[Provided data Boundary: Start]

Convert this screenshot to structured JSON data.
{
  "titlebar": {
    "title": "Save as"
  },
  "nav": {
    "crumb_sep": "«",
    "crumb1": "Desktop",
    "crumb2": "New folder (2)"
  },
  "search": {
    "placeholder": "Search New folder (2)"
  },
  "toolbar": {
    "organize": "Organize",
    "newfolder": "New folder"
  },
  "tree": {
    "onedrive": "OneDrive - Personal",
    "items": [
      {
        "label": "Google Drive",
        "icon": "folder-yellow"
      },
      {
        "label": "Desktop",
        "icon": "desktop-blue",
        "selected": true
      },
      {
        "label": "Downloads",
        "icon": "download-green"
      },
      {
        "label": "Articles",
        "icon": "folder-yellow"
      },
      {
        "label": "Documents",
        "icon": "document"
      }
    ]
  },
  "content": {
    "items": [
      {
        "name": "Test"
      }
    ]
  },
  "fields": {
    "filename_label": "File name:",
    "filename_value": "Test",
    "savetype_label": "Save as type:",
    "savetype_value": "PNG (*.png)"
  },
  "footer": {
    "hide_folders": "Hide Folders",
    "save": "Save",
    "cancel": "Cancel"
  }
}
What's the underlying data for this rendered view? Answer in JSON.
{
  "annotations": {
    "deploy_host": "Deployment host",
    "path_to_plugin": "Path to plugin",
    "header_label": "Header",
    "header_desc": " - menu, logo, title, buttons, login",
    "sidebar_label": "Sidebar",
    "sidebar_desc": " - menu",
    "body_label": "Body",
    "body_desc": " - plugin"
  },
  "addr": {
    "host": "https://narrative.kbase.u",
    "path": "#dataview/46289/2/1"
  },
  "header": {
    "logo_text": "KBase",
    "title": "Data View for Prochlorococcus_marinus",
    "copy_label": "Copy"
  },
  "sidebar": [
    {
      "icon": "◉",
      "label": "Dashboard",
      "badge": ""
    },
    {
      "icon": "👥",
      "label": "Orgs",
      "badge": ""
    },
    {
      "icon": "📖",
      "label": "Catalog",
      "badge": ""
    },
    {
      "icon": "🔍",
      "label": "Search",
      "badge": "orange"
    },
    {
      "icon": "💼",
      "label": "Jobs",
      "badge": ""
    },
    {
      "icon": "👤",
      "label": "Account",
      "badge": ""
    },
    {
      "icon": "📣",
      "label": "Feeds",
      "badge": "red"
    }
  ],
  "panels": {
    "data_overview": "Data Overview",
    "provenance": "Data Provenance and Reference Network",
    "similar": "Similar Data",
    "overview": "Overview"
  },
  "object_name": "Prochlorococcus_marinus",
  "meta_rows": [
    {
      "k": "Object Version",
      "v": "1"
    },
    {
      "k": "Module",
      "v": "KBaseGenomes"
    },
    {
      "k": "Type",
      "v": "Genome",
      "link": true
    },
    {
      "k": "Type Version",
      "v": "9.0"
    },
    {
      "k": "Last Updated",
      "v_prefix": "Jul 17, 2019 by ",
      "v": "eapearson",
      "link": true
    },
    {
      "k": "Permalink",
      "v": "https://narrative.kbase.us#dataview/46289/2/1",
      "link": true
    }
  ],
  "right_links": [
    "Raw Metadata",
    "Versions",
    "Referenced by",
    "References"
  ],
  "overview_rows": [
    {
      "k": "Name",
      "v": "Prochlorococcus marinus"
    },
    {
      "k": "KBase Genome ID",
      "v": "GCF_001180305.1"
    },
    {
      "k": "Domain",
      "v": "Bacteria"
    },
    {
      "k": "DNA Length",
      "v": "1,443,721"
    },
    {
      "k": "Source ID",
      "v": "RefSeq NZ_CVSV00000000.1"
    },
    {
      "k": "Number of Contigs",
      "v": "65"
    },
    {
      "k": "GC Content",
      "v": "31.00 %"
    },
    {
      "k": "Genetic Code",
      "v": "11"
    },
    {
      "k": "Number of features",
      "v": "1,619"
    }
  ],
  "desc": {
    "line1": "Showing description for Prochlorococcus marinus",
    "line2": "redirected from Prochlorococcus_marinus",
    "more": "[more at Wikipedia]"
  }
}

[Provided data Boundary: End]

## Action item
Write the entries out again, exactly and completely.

## Written reply
Convert this screenshot to structured JSON data.
{
  "titlebar": {
    "title": "Save as"
  },
  "nav": {
    "crumb_sep": "«",
    "crumb1": "Desktop",
    "crumb2": "New folder (2)"
  },
  "search": {
    "placeholder": "Search New folder (2)"
  },
  "toolbar": {
    "organize": "Organize",
    "newfolder": "New folder"
  },
  "tree": {
    "onedrive": "OneDrive - Personal",
    "items": [
      {
        "label": "Google Drive",
        "icon": "folder-yellow"
      },
      {
        "label": "Desktop",
        "icon": "desktop-blue",
        "selected": true
      },
      {
        "label": "Downloads",
        "icon": "download-green"
      },
      {
        "label": "Articles",
        "icon": "folder-yellow"
      },
      {
        "label": "Documents",
        "icon": "document"
      }
    ]
  },
  "content": {
    "items": [
      {
        "name": "Test"
      }
    ]
  },
  "fields": {
    "filename_label": "File name:",
    "filename_value": "Test",
    "savetype_label": "Save as type:",
    "savetype_value": "PNG (*.png)"
  },
  "footer": {
    "hide_folders": "Hide Folders",
    "save": "Save",
    "cancel": "Cancel"
  }
}
What's the underlying data for this rendered view? Answer in JSON.
{
  "annotations": {
    "deploy_host": "Deployment host",
    "path_to_plugin": "Path to plugin",
    "header_label": "Header",
    "header_desc": " - menu, logo, title, buttons, login",
    "sidebar_label": "Sidebar",
    "sidebar_desc": " - menu",
    "body_label": "Body",
    "body_desc": " - plugin"
  },
  "addr": {
    "host": "https://narrative.kbase.u",
    "path": "#dataview/46289/2/1"
  },
  "header": {
    "logo_text": "KBase",
    "title": "Data View for Prochlorococcus_marinus",
    "copy_label": "Copy"
  },
  "sidebar": [
    {
      "icon": "◉",
      "label": "Dashboard",
      "badge": ""
    },
    {
      "icon": "👥",
      "label": "Orgs",
      "badge": ""
    },
    {
      "icon": "📖",
      "label": "Catalog",
      "badge": ""
    },
    {
      "icon": "🔍",
      "label": "Search",
      "badge": "orange"
    },
    {
      "icon": "💼",
      "label": "Jobs",
      "badge": ""
    },
    {
      "icon": "👤",
      "label": "Account",
      "badge": ""
    },
    {
      "icon": "📣",
      "label": "Feeds",
      "badge": "red"
    }
  ],
  "panels": {
    "data_overview": "Data Overview",
    "provenance": "Data Provenance and Reference Network",
    "similar": "Similar Data",
    "overview": "Overview"
  },
  "object_name": "Prochlorococcus_marinus",
  "meta_rows": [
    {
      "k": "Object Version",
      "v": "1"
    },
    {
      "k": "Module",
      "v": "KBaseGenomes"
    },
    {
      "k": "Type",
      "v": "Genome",
      "link": true
    },
    {
      "k": "Type Version",
      "v": "9.0"
    },
    {
      "k": "Last Updated",
      "v_prefix": "Jul 17, 2019 by ",
      "v": "eapearson",
      "link": true
    },
    {
      "k": "Permalink",
      "v": "https://narrative.kbase.us#dataview/46289/2/1",
      "link": true
    }
  ],
  "right_links": [
    "Raw Metadata",
    "Versions",
    "Referenced by",
    "References"
  ],
  "overview_rows": [
    {
      "k": "Name",
      "v": "Prochlorococcus marinus"
    },
    {
      "k": "KBase Genome ID",
      "v": "GCF_001180305.1"
    },
    {
      "k": "Domain",
      "v": "Bacteria"
    },
    {
      "k": "DNA Length",
      "v": "1,443,721"
    },
    {
      "k": "Source ID",
      "v": "RefSeq NZ_CVSV00000000.1"
    },
    {
      "k": "Number of Contigs",
      "v": "65"
    },
    {
      "k": "GC Content",
      "v": "31.00 %"
    },
    {
      "k": "Genetic Code",
      "v": "11"
    },
    {
      "k": "Number of features",
      "v": "1,619"
    }
  ],
  "desc": {
    "line1": "Showing description for Prochlorococcus marinus",
    "line2": "redirected from Prochlorococcus_marinus",
    "more": "[more at Wikipedia]"
  }
}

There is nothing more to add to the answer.